They're also going to cut down the number of bikes at any given location, with an aim to place no more than 4-6 bicycles at one location, unless it's an area with high demand.
As to complaints that the bikes block pedestrian passage or are knocked over, they're working on a gyroscopic sensor that would signal if the bicycle has been knocked over.
They're also releasing a series of videos to educate people on bikeshare etiquette, with tips on how to use and park LimeBikes responsibly.
Increasing rides and ridership: Since launching in August, 69,879 residents and visitors have ridden LimeBike 183,514 times and counting. On Saturday January 20, LimeBikes in Dallas were ridden 5,768 times, a milestone for Dallas and the most trips on LimeBike in one day. Over the last three Saturdays, the company has consecutively broken its Dallas record for most trips per day.
Connecting to transit: 20 percent of of all Dallas LimeBike trips start or end near a public transit station, meaning LimeBike is providing a first- and last-mile solution for Dallas residents to more easily access public transportation.
Traffic congestion: 51 percent of Dallas riders use LimeBike during the evening rush hour, which equates to 39 percent of all Dallas rides, demonstrating that LimeBike is helping Dallas reduce traffic on roadways.
Environmental impact: 90,348.37 pounds saved in Carbon Dioxide, equating to 4,244 trees saved.

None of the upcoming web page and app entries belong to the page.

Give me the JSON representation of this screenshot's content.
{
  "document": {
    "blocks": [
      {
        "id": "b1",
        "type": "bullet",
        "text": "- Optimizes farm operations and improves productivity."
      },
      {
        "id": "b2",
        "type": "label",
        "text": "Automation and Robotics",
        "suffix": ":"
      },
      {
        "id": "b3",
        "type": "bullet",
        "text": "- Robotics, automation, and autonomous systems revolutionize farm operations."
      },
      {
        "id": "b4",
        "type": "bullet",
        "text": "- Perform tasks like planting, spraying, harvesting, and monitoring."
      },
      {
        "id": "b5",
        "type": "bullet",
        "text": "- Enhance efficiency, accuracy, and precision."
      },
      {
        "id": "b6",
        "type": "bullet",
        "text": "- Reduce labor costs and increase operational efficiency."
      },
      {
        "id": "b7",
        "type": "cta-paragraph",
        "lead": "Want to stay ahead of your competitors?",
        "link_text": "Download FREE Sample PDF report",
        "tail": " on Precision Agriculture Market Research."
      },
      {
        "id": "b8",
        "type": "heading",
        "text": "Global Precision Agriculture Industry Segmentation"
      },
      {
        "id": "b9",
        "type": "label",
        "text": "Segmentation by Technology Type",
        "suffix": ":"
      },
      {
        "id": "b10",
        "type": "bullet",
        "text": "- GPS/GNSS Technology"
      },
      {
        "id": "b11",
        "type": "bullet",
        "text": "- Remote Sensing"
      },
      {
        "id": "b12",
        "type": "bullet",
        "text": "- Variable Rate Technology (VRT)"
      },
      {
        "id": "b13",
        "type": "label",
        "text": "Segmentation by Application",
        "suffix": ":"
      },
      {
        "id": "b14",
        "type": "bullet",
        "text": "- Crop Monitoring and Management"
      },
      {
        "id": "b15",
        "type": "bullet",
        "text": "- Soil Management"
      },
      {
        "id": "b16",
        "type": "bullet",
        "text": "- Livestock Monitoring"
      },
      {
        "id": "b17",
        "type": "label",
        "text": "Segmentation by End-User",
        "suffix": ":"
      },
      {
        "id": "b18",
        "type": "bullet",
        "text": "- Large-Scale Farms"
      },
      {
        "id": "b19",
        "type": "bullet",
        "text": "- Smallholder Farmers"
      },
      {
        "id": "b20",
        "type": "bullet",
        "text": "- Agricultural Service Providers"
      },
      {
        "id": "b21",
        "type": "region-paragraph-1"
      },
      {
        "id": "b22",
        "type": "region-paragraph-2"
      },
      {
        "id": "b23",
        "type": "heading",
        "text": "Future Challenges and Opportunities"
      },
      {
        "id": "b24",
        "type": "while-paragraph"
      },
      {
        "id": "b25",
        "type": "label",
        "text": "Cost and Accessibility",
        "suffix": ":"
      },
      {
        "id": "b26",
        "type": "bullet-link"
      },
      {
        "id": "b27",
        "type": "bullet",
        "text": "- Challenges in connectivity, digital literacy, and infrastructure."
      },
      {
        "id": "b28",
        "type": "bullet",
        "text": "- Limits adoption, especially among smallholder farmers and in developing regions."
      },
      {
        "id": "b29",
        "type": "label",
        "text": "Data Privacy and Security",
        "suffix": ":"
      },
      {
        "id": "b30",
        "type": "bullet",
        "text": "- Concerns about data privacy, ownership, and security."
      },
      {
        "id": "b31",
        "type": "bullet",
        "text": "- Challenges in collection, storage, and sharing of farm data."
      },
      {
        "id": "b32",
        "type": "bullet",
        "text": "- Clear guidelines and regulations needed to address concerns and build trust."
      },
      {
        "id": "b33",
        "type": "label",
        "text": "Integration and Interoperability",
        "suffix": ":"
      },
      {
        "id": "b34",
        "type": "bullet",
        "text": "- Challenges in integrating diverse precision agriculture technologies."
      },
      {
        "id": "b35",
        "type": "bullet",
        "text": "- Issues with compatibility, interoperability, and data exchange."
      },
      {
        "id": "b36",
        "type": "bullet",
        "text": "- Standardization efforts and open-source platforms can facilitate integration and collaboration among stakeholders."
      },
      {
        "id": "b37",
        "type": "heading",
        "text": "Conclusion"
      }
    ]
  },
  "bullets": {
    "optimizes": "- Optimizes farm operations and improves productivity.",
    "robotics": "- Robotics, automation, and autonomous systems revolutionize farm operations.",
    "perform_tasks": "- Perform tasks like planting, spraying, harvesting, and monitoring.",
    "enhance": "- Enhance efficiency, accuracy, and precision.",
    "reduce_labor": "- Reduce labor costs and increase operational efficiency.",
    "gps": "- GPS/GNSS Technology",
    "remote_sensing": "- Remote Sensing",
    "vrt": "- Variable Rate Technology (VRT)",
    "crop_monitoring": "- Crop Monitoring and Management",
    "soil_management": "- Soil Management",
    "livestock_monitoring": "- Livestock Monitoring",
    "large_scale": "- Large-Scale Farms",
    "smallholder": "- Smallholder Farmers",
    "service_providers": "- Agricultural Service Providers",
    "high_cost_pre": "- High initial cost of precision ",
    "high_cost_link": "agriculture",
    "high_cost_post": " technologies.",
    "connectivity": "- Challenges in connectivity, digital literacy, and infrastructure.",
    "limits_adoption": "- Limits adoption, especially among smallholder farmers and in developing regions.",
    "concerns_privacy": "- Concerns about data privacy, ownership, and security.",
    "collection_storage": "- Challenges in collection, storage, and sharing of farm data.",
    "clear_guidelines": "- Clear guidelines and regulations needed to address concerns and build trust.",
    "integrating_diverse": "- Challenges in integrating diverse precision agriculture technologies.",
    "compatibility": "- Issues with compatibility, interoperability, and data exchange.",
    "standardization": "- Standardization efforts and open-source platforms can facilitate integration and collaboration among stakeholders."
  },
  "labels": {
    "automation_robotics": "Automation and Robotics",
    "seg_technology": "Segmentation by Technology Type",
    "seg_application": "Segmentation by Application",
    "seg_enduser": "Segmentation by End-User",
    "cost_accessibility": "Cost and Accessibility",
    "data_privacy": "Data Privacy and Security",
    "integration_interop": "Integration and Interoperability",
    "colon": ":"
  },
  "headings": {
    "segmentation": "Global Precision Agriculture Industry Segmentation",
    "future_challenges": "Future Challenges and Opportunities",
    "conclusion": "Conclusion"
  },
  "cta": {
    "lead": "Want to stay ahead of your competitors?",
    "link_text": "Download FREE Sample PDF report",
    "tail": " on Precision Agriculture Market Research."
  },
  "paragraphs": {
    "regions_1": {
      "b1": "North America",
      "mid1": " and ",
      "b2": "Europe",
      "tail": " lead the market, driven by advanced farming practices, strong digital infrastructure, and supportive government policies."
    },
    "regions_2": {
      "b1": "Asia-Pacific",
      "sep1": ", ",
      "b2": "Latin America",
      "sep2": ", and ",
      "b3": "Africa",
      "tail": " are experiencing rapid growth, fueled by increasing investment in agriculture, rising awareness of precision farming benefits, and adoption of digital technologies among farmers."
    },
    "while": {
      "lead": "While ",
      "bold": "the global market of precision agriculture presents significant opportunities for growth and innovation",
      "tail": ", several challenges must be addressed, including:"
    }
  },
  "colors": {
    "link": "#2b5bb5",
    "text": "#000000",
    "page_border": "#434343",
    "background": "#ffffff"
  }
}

Health benefits: 5,010,362 calories burnt by Dallas LimeBike riders, equating to 8,899 big macs.